- Historic Sites
Two Years In Kansas
To get started as a prairie homesteader in the 1870s you needed uncommon reserves of strength, sanity, courage, and luck. Trimm had the first three.
February/March 1983 | Volume 34, Issue 2
When I went to the homestead office the next morning, the agent said, “All these figures are in Range 23, north of Pawnee Creek and out of my jurisdiction. You will have to file these claims with Mr. Hunter at Hays City.” I asked how far it was to Hays City. He answered that by saying, “I see you have started a garden.” I said, “Yes, but that doesn’t answer my question about Hays City. My only interest is to file a claim.” Sensing my anxiety, he said, “I think I can save you the trip by wiring Hunter to reserve the claim for you.” I asked, “How long would it take? It’s already late to plant a crop.” He said, “If I appear to be delaying you, it’s for your good, so trust me and you will not be sorry. Mr. Hunter is as anxious as you and I to see that the homesteader gets a fair deal. Filing a claim is not what is important, but that you stay long enough to prove up on it and get your deed at the end of five years. It is only then that you become a taxpaying citizen of the state, which is our main object.
“It’s rumored that you are a carpenter. If I had your team and occupation, I would consider I was master of the situation and stay right here. Don’t worry about the claim. I give you my word that Mr. Hunter will reserve it for you. All you need to worry about is, Have you the stamina to become one of us? This is not a season’s game but for life, and we need you as much as you need us.”
This interview gave me a new perspective, and I knew he was right. After that we settled down to routine and order in our life.
Now that we had decided to wait and gamble with fate, I put my work on routine by taking Monday, Wednesday, and Friday for hauling bones and the alternate days for carpenter work. I was doing very well and making many friends, so I felt I had little to worry about. When we left for Kansas, we had told our friends to send all mail to Ellinwood. It was now the middle of May and we had received no mail, so we decided to drive to Ellinwood, pick up what was there, and leave a forwarding address. There I found mail from back in April. My sister confessed that when she and Susie were visiting the town that first day, she had gone back to the post office and told the clerk to hold all mail until he heard from us. Then she said, “I think he’s cute, don’t you? Besides, he told me he’s from Pennsylvania too.”
When I told him where to forward our mail, she said, “All but mine. I will call for that personally.” I said,“How can you? We are fifteen miles away.” My wife gave me a nudge with her elbow and said, “She likes that clerk and she will find a way. ”
When we went back to the main floor, I discovered a leak at one of the windows, so I got my tools and fixed it. I felt I owed that much for the offhand favors Hank had done us.
We found our garden had not suffered but seemed to have taken on new vigor as though it had been waiting all this time to quench its thirst.
I was anxious to show my wife the claim I had chosen.
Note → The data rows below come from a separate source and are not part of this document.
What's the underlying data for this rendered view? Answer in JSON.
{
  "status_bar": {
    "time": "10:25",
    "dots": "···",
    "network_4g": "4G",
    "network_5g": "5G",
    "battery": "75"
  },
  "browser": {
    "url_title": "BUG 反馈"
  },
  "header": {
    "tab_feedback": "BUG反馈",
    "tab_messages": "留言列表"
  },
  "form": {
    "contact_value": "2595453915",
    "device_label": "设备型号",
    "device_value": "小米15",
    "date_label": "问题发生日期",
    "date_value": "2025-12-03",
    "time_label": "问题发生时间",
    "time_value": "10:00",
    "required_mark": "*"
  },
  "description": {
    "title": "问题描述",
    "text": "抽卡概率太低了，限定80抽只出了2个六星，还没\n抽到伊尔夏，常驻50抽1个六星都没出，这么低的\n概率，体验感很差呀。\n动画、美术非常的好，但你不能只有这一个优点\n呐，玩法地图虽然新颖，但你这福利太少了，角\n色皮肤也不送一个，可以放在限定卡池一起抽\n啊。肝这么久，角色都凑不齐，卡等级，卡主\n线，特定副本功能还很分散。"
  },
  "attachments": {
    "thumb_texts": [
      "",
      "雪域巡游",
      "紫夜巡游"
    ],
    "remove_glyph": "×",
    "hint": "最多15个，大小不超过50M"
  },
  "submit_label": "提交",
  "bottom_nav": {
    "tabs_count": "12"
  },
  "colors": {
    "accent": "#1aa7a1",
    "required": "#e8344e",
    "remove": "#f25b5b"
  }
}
So the following Sunday she prepared a picnic lunch, and we drove to the location. When we reached the vicinity of the claim, I could see that my wife was very pleased. We found a shady spot under a cottonwood tree by the creek and ate our lunch. Then we left the children with my sister while we did a little exploring. When we got back, we found that she had put the children to sleep on a blanket and was almost asleep herself.
When I asked my sister if she would like to live here, she said, “The great open spaces are exclusively for men. A girl seeks civilization where her feminine graces get attention.” I asked my wife how she felt about it. She said, “Love thrives on isolation, so I have no hesitation in moving here.” I said, “You girls seem to have gone romantic. If this location is the inspiration, I am a lucky man.”
When we got ready to leave, we forded the creek and drove south to the Santa Fe Trail at Duncan’s Ranch. This was a large stockade built by the government to protect wagon trains from Indian attack back in 1849. It was built of logs set in the ground and was about twelve feet high, with no roof, and was large enough to hold twenty wagons or more with portholes breast high for small-arms fire. It fairly reeked with romance, and the girls found great delight in copying the hundreds of names they found inside, most of them cut in the logs with a knife.
One read, “Joe Weller, died of arrow wound 1852.” Others read, “Jean married Fred June 8, 1856 [no surname],” and “Baby born to Abe and Mary Wilson July 6, 1861.” There were also just names with no date, like Kit Carson, Jim Raider, Cody, Hickok, Fremont, and many, many others.